Beyond the possible use of new weapons systems, the downing of the Chinook could point to a sophistication of tactics by the insurgents in Afghanistan. There are suggestions that the special-operations aircraft was lured to an area where it was became an easy target. The helicopter was reportedly on a mission to transport special-operations troops to an area where insurgents had confronted a group of pro-U.S. Afghan personnel. The neo-Taliban or their al-Qaeda allies could have deliberately left a few of the Afghans alive so that they would call for reinforcements, while the attackers prepared for their target.

The shooting down of the Chinook may have been the result of an opportune shot by the insurgents. However, the recent escalation both in insurgent activities and terrorist attacks in southern and eastern Afghanistan suggest that groups fighting against President Hamid Karzai's government and its foreign backers have not been defeated, as was suggested after the successful holding of the presidential elections in October.

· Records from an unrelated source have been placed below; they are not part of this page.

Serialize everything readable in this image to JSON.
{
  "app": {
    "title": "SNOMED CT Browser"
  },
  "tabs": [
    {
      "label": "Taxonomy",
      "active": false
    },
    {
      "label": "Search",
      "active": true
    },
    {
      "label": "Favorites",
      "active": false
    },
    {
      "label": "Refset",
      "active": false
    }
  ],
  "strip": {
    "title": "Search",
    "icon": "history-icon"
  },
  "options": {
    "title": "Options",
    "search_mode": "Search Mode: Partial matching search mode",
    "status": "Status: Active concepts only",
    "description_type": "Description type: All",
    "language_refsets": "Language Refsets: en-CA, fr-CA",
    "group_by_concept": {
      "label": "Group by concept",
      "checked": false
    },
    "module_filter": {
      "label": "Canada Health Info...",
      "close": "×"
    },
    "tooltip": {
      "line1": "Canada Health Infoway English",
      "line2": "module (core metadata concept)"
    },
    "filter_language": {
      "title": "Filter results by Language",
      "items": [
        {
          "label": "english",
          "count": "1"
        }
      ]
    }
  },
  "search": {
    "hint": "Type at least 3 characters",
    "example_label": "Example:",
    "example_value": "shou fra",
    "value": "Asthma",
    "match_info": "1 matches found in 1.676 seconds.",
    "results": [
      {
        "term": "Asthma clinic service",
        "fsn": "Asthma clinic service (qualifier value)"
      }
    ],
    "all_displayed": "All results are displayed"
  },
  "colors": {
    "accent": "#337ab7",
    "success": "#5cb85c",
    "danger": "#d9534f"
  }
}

Moreover, RFE/RL learned from various Afghan authorities in Kabul last week that there are indications of increased attempts by some of Afghanistan's neighbors to destabilize the situation in the country. The main aim of the alleged interferences is to make the presence of the United States in Afghanistan unpopular and costly with the eventual aim of driving the United States out of the country.

The Chinook incident -- if it was a preplanned tactical operation perhaps involving more sophisticated weapons -- will undoubtedly make anti-insurgency operations more difficult for the U.S.-led coalition forces and could forestall plans to make NATO more involved in security management of Afghanistan.

And beyond the immediate military implication of this incident, a political understanding between Kabul and some of its neighbors is necessary to avoid plunging Afghanistan back into a quagmire from which it is yet to recover.